-- INSTRUCTIONS TO FOLLOW --
When you have gone through the records, report how many lines include "remote", giving the number and nothing more.

-- DATA EXCERPTS --
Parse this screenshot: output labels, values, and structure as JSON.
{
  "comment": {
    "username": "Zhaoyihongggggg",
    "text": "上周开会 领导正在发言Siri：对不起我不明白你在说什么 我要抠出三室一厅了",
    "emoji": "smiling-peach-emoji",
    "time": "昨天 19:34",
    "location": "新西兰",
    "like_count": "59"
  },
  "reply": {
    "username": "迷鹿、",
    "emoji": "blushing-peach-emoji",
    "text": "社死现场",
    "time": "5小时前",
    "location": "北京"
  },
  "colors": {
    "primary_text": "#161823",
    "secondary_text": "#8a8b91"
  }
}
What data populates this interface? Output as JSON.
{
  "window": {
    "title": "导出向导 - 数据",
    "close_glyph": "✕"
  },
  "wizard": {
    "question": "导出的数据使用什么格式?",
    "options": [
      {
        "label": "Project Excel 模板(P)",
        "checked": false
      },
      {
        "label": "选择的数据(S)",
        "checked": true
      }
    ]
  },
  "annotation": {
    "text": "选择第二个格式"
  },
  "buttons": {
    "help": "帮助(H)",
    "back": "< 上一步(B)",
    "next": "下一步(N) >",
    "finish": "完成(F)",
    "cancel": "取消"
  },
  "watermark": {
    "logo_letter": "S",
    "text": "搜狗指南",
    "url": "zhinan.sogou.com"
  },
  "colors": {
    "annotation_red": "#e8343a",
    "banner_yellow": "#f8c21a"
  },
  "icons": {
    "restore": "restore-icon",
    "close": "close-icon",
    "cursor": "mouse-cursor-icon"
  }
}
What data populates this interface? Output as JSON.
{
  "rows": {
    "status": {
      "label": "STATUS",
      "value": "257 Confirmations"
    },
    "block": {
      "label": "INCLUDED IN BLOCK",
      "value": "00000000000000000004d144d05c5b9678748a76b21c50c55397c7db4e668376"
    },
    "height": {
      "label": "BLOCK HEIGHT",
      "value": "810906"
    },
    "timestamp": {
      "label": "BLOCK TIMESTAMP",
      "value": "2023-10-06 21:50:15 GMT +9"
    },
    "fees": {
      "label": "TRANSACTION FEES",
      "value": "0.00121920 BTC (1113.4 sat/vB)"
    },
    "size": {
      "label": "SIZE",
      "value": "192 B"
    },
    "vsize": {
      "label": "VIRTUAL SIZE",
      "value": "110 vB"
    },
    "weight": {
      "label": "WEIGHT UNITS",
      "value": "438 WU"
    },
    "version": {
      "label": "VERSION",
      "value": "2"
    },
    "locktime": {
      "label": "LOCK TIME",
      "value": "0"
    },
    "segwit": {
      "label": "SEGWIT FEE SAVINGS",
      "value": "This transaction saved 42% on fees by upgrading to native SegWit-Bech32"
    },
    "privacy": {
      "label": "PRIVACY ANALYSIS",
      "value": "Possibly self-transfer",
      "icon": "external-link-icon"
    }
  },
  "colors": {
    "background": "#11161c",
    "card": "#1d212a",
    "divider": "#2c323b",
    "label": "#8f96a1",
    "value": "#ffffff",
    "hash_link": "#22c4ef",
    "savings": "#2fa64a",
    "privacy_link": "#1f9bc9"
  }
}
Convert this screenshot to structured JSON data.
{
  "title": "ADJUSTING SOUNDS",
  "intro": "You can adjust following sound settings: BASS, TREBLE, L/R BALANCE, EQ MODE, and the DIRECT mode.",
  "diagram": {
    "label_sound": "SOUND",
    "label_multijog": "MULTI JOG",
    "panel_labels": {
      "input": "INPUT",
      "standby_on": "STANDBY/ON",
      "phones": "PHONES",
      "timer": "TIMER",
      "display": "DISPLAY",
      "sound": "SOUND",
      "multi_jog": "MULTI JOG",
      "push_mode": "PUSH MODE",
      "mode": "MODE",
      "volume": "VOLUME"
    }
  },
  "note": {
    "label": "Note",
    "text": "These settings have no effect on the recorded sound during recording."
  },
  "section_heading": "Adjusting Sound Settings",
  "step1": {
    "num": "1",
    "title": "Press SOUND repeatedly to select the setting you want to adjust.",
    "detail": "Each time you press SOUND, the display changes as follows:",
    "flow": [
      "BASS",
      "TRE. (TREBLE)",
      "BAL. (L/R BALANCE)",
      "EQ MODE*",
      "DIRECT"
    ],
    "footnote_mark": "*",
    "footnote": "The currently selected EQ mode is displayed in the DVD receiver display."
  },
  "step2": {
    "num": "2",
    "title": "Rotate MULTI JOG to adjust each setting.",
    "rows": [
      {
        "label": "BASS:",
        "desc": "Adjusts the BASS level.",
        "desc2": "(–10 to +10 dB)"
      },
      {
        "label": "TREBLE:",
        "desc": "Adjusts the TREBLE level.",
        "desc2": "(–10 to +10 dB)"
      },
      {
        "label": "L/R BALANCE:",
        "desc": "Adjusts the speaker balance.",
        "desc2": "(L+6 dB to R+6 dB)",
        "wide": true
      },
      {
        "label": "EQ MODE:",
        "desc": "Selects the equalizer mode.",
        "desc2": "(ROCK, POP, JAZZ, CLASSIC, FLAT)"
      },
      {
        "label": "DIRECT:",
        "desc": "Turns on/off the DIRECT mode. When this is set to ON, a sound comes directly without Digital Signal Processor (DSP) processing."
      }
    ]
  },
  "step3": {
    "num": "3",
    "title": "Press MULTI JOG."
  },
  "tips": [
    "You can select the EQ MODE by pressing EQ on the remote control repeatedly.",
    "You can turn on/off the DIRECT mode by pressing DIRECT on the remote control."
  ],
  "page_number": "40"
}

-- EXERCISE SOLUTION --
2